* _Records excerpted from a collection_
- - - -
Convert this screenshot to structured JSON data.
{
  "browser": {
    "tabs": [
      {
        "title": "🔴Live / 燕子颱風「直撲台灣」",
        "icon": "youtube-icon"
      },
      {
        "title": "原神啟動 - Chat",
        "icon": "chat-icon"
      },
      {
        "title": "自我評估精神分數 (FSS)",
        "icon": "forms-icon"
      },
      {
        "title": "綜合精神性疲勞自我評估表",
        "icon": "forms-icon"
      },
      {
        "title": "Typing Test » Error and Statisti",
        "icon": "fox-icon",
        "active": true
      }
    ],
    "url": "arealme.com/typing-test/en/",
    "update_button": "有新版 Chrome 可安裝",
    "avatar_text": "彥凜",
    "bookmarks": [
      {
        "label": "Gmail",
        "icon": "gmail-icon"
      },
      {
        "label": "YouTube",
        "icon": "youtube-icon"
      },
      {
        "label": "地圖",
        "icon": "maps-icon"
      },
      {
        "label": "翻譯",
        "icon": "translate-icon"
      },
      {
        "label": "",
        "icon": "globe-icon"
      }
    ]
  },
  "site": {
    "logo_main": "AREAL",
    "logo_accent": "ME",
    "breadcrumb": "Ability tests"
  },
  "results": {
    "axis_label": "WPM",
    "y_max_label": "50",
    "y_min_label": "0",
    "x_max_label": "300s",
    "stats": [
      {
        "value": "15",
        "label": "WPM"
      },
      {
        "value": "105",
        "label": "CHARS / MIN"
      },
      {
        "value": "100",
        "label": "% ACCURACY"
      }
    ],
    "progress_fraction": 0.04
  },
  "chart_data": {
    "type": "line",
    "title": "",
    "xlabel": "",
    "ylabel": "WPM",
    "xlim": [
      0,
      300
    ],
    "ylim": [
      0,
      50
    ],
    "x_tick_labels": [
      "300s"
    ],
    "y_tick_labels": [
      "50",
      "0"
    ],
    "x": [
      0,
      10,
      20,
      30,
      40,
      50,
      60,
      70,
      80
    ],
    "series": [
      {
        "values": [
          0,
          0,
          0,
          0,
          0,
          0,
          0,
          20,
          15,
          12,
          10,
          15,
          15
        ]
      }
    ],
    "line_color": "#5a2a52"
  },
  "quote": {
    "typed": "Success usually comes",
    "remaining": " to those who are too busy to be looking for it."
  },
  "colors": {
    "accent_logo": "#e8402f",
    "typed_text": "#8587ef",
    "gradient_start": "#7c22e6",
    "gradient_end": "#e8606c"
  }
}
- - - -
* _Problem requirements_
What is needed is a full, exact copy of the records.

* _Response below_
Convert this screenshot to structured JSON data.
{
  "browser": {
    "tabs": [
      {
        "title": "🔴Live / 燕子颱風「直撲台灣」",
        "icon": "youtube-icon"
      },
      {
        "title": "原神啟動 - Chat",
        "icon": "chat-icon"
      },
      {
        "title": "自我評估精神分數 (FSS)",
        "icon": "forms-icon"
      },
      {
        "title": "綜合精神性疲勞自我評估表",
        "icon": "forms-icon"
      },
      {
        "title": "Typing Test » Error and Statisti",
        "icon": "fox-icon",
        "active": true
      }
    ],
    "url": "arealme.com/typing-test/en/",
    "update_button": "有新版 Chrome 可安裝",
    "avatar_text": "彥凜",
    "bookmarks": [
      {
        "label": "Gmail",
        "icon": "gmail-icon"
      },
      {
        "label": "YouTube",
        "icon": "youtube-icon"
      },
      {
        "label": "地圖",
        "icon": "maps-icon"
      },
      {
        "label": "翻譯",
        "icon": "translate-icon"
      },
      {
        "label": "",
        "icon": "globe-icon"
      }
    ]
  },
  "site": {
    "logo_main": "AREAL",
    "logo_accent": "ME",
    "breadcrumb": "Ability tests"
  },
  "results": {
    "axis_label": "WPM",
    "y_max_label": "50",
    "y_min_label": "0",
    "x_max_label": "300s",
    "stats": [
      {
        "value": "15",
        "label": "WPM"
      },
      {
        "value": "105",
        "label": "CHARS / MIN"
      },
      {
        "value": "100",
        "label": "% ACCURACY"
      }
    ],
    "progress_fraction": 0.04
  },
  "chart_data": {
    "type": "line",
    "title": "",
    "xlabel": "",
    "ylabel": "WPM",
    "xlim": [
      0,
      300
    ],
    "ylim": [
      0,
      50
    ],
    "x_tick_labels": [
      "300s"
    ],
    "y_tick_labels": [
      "50",
      "0"
    ],
    "x": [
      0,
      10,
      20,
      30,
      40,
      50,
      60,
      70,
      80
    ],
    "series": [
      {
        "values": [
          0,
          0,
          0,
          0,
          0,
          0,
          0,
          20,
          15,
          12,
          10,
          15,
          15
        ]
      }
    ],
    "line_color": "#5a2a52"
  },
  "quote": {
    "typed": "Success usually comes",
    "remaining": " to those who are too busy to be looking for it."
  },
  "colors": {
    "accent_logo": "#e8402f",
    "typed_text": "#8587ef",
    "gradient_start": "#7c22e6",
    "gradient_end": "#e8606c"
  }
}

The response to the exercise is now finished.